Mirroring the traditional influencer market, these athletes will quickly disperse into micro and macro-influencers. For Bryce Young and Dj Uiagalelei, partnerships with massive brands will soon come to fruition as they represent the macro-influencer class of amateur athletes. While businesses like Barstool Sports and local businesses will begin to ink deals with Division I, II, and III athletes in hopes of gaining brand awareness and tapping into specific demographics.
The scope and size of these deals are endless, and the NCAA has finally made a move to equal the playing field. But, ultimately, the possibilities within the parameters of the NCAA’s new stance on Name, Image, and Likeness will be determined as brands and athletes roll out new strategies for individuals to profit off their personal brand.
As a social media marketing and advertising agency, our company is committed to developing partnerships with athletes in hopes of leveraging their earning potential through various channels. From local businesses to global corporations, every business can benefit from a partnership with a vertically aligned athlete due to their niche audiences. In turn, we hope to provide services on behalf of both athletes and corporations in building and maintaining these partnerships as we have facilitated with countless influencers across several industries and verticals.
The options are endless as athletes will be able to partake in shoutouts, giveaways, platform takeovers, affiliate marketing, sponsored content campaigns, and brand ambassadorships in order to leverage their personal brand. In turn, understanding the intricacies of the grey area that overshadows the Name, Image, and Likeness policies will help us play a fundamental role in helping these athletes reach their earning potential.
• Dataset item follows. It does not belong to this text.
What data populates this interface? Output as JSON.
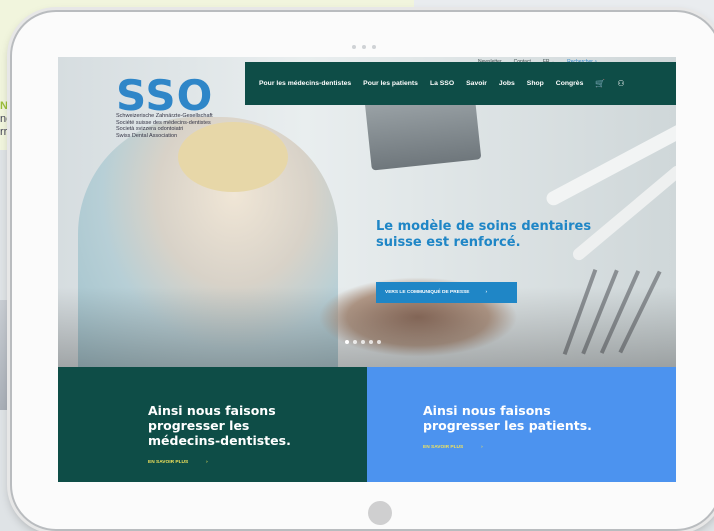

The range of potential opportunities has already begun to be explored and the waves of these changes have made an impact already. From TikTok stars Haley and Hanna Cavinder of Fresno State Volleyball landing a deal with Boost Mobile to Alabama Crimson Tide Quarterback Bryce Young earning nearly “seven-figures” in the first month according to Coach Nick Saban, the limits are being pushed and will continue to evolve in the months and years to come.